Maintain perspective. It’s just a race. Yes, I’m going to put everything I have into running a strong race in November. But I’m not a professional runner. I’m not getting paid to do this. I do it because I enjoy it and because it’s fun. How I do at the marathon does not determine my overall success or happiness in life.
Remember that most people do many marathons before finally reaching their goals. This will only be my second marathon. I read so many blogs and talk to so many people who ran track in high school and have been distance running for years. I didn’t even run my first race — a 4-miler — until four years ago. I’m still so new to this sport, and I need to remember that and keep my goals in check. I’d love to shave 14 minutes off my marathon PR, but I need to prepare myself for if that doesn’t happen. I know I won’t give up. I know there will be more marathons.
So those are my goals for now. What do you think?
Oh also remember I have no idea what I’m talking about. I guess a lot. I’m not a coach. I’m new. These are my goals, not necessarily ones you should adopt for yourself. That’s your friendly weekly disclaimer reminding you “don’t do what I do.”
Basically, I want to train smartly, I want to stay healthy and I don’t want training to be stressful. I want to run, I want to love it, I don’t want to burn out and I don’t want to over-think things and obsess over them.
Get ’em while they’re there. I Heart Sweat shirts are on sale now at iheartsweatapparel.com. If the size/color combination you’re looking for isn’t available in the drop-down menu, it’s not because “my site is broken.” I assure you the site is not broken. (Right, Brian?) It’s because that size or color is sold out. Sorry.
And because I promised a giveaway winner, congratulations to…
Madi, you’re the proud (I hope) new owner of a hot little I Heart Sweat shirt. Please email me at email@example.com with your preferred shirt size and your mailing address. I hope you love it!
Happy shopping, happy sweating!

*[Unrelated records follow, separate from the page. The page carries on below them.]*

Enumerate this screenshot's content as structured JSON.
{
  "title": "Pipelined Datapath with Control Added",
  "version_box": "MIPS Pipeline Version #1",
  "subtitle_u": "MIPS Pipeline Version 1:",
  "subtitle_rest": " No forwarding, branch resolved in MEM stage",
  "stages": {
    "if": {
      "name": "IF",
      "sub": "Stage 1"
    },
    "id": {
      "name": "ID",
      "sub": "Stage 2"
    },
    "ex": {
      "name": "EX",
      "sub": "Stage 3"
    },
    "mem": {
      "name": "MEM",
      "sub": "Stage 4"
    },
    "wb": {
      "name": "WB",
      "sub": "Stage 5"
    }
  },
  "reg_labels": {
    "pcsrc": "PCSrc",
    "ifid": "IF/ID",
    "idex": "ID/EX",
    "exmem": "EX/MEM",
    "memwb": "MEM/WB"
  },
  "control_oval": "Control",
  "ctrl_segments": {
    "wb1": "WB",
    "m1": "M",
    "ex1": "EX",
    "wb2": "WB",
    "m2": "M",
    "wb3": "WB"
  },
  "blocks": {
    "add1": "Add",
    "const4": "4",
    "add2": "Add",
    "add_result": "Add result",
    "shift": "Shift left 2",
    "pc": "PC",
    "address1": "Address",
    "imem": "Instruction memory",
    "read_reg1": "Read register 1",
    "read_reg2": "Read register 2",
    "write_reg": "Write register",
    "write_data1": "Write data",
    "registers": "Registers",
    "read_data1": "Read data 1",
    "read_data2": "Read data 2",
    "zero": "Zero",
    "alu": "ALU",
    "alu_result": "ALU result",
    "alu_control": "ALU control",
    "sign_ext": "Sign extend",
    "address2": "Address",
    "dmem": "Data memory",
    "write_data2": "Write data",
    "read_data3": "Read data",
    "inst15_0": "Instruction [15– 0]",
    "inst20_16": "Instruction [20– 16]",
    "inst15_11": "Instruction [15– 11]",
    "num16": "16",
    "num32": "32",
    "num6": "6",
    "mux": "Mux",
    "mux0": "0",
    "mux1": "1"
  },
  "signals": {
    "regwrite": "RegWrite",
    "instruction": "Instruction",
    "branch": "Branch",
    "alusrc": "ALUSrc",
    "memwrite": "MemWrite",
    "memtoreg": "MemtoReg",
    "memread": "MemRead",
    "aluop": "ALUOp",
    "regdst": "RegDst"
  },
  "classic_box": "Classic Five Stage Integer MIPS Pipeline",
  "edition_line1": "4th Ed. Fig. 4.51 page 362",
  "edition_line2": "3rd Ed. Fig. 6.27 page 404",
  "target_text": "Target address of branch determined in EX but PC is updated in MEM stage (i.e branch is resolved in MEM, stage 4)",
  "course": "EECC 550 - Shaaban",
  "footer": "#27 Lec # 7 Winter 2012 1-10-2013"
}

NOW LET’S TALK ABOUT TRAINING: If you’re gearing up for a fall race, what’s on your mind? Thinking about goals? What’s most important to you right now?